Question: Hi there! I’m a small-industrial business operator and I’d like to know more about industrial battery chargers and how they can be made more efficient. Our aim is to cut down on energy costs. Can you help?

Answer: We sure can! Understanding such technical components of the industry can be tricky, but once broken down, it all starts to make sense! Here’s an introduction to industrial battery chargers to help you understand which is the most energy efficient for you, and your business.

What are industrial battery chargers?

According to the Office of Energy Efficiency of Natural Resources Canada, an industrial battery charger is a type of AC-to-DC converter designed to restore the charge in storage batteries.

Industrial batteries are typically used in forklifts, scissor lifts, golf carts and small material-handling equipment as well as telecommunications, uninterrupted power supplies, medical equipment and standby applications like engine-starting batteries, mobile homes, yachts, ambulances and emergency rescue vehicles.

Tech-talk for industrial dummies

There are two types of technology used to convert the AC input in battery chargers. The first is a switch-mode charger and the second is a linear battery charger. Switch-mode chargers are electric devices that use a switching circuit to convert AC input at a very high frequency. They are more compact, more energy-efficient and more tolerant of input AC voltage fluctuation, yet slightly more expensive, than linear chargers. Linear battery chargers are larger and heavier, and use an older technology with lower-efficiency transformers that generate more heat than switch-mode chargers.

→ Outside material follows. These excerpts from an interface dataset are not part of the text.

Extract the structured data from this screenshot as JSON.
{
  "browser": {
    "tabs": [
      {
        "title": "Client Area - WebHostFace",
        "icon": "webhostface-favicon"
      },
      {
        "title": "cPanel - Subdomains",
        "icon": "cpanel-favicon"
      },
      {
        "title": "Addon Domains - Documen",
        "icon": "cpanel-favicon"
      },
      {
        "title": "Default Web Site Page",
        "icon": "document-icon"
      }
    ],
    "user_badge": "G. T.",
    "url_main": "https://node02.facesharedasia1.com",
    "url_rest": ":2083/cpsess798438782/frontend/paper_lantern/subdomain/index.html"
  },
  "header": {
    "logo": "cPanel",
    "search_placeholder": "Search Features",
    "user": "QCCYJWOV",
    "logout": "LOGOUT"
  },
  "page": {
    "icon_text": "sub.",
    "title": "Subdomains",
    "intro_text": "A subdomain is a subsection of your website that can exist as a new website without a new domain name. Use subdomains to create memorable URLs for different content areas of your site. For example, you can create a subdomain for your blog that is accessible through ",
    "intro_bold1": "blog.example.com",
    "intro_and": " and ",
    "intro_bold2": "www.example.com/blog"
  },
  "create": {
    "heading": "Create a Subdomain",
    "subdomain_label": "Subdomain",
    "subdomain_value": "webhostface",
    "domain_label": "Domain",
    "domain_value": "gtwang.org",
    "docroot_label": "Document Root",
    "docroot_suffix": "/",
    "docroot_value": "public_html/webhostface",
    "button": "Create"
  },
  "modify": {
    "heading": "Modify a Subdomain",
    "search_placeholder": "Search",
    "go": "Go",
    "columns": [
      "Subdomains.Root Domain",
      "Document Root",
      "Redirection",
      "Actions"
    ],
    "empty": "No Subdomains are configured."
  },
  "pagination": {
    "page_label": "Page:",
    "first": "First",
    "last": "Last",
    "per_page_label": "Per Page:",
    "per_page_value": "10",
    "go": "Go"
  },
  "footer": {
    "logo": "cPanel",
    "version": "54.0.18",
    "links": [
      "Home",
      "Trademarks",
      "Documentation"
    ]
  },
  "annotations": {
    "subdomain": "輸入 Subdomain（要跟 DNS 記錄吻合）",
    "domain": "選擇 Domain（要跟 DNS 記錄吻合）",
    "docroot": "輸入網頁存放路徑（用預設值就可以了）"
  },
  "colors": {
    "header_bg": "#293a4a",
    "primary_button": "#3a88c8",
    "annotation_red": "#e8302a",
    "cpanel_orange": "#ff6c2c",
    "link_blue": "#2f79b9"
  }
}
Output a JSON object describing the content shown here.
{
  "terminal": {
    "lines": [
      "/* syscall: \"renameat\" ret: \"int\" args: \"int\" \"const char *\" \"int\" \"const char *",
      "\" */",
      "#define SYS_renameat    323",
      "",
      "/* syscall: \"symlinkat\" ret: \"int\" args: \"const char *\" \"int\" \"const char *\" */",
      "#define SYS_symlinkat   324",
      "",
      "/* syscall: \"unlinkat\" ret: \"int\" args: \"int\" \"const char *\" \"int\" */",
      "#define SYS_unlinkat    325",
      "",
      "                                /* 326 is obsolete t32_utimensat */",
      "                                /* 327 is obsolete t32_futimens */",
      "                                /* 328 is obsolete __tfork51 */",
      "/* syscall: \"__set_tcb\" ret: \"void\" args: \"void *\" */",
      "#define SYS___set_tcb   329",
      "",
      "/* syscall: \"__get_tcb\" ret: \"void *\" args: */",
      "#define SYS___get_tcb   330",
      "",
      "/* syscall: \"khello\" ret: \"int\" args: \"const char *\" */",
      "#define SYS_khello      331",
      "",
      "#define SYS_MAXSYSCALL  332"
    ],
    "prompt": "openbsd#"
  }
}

When it comes to types of battery chargers, there are three to choose from: Magnetic-amplifier, Ferroresonance, and SCR-bridge. While each type of charger is said to possess similar conversion efficiencies (from 80-90%), they have different peak electrical demands, which, depending on the electrical demand charge arrangement you have with your utility company, could make a significant difference. Visit the NRCAN website to learn more about each type of battery charger and find out which may be right for you.

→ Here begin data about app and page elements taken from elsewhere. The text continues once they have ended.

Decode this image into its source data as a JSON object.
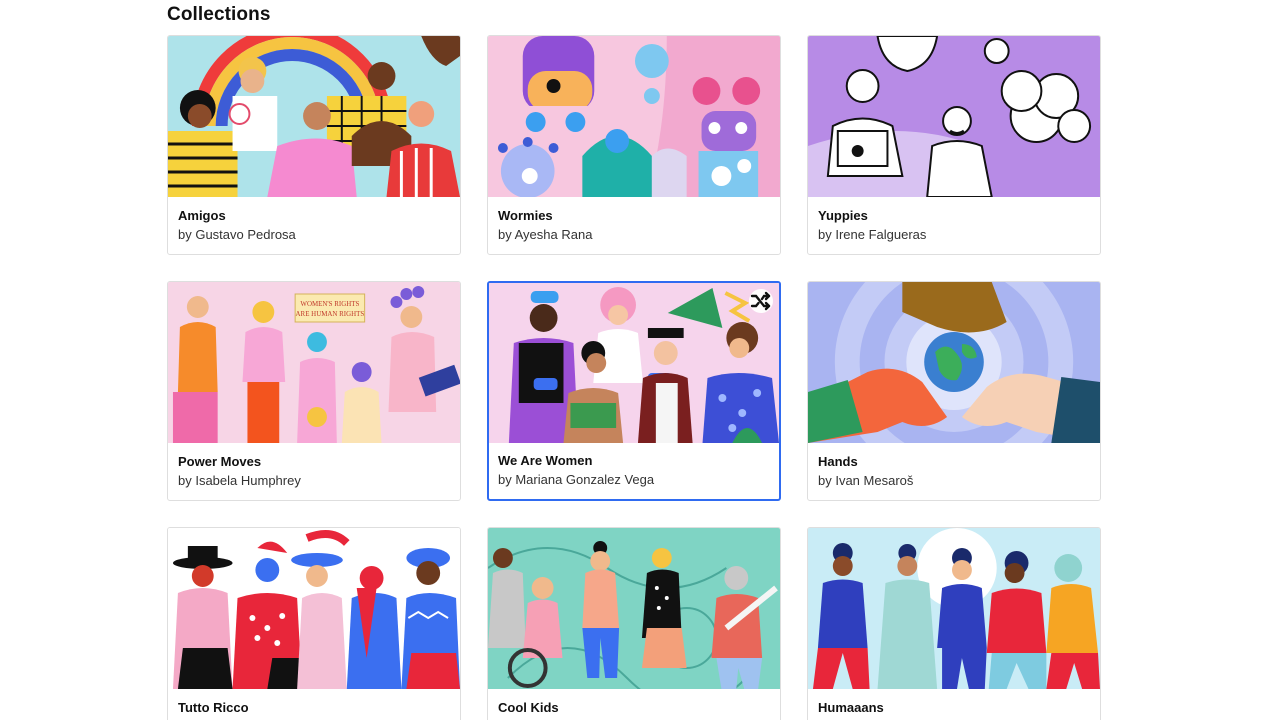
{
  "section": {
    "title": "Collections"
  },
  "cards": [
    {
      "title": "Amigos",
      "author": "by Gustavo Pedrosa",
      "thumb_bg": "#aee3ea"
    },
    {
      "title": "Wormies",
      "author": "by Ayesha Rana",
      "thumb_bg": "#f7c7df"
    },
    {
      "title": "Yuppies",
      "author": "by Irene Falgueras",
      "thumb_bg": "#b78be6"
    },
    {
      "title": "Power Moves",
      "author": "by Isabela Humphrey",
      "thumb_bg": "#f7d5e6",
      "sign_text_1": "WOMEN'S RIGHTS",
      "sign_text_2": "ARE HUMAN RIGHTS"
    },
    {
      "title": "We Are Women",
      "author": "by Mariana Gonzalez Vega",
      "thumb_bg": "#f6d4ec",
      "selected": true
    },
    {
      "title": "Hands",
      "author": "by Ivan Mesaroš",
      "thumb_bg": "#a9b4f1"
    },
    {
      "title": "Tutto Ricco",
      "author": "",
      "thumb_bg": "#ffffff"
    },
    {
      "title": "Cool Kids",
      "author": "",
      "thumb_bg": "#7fd4c4"
    },
    {
      "title": "Humaaans",
      "author": "",
      "thumb_bg": "#c9ecf6"
    }
  ],
  "icons": {
    "shuffle": "shuffle-icon"
  },
  "colors": {
    "selected_border": "#2f6bf1",
    "card_border": "#dedede"
  }
}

Your charger checklist

First of all, let’s talk money. The good news is that the actual efficiency of a charger has little to do with the price, meaning you can get a really efficient charger for no more than you would pay for one that is far less efficient.

You will however, want to take into consideration the amperage of the charger. The charging current (in Amperes) should be approximately 15-25% of the capacity of the battery. The capacity of the charger can vary greatly in terms of price. For example, according to NRCan, the price for small-capacity chargers (less than 100A) that have a full-load efficiency of around 70-85% can range from $80 to $3,000. Large capacity chargers that are typically customized and have a full-load efficiency of between 80-90% range from $1,500 to $30,000.

Last but not least, you want to take into consideration the electrical input of the charger. Typically, three-phase chargers are more efficient and exhibit lower ripple (the quality of the current and voltage passing through the battery) than one-phase chargers, but are more expensive. After you’ve taken a look at the amperage and the electrical input, make sure that your chargers and batteries are properly matched! Mismatched units can lead to overcharging or undercharging. Consult the manufacturer to make sure their product is right for you and will provide both optimal battery capacity and life.

Questions or comments about industrial battery chargers? Leave them below!

 image credit: Aspen Logistics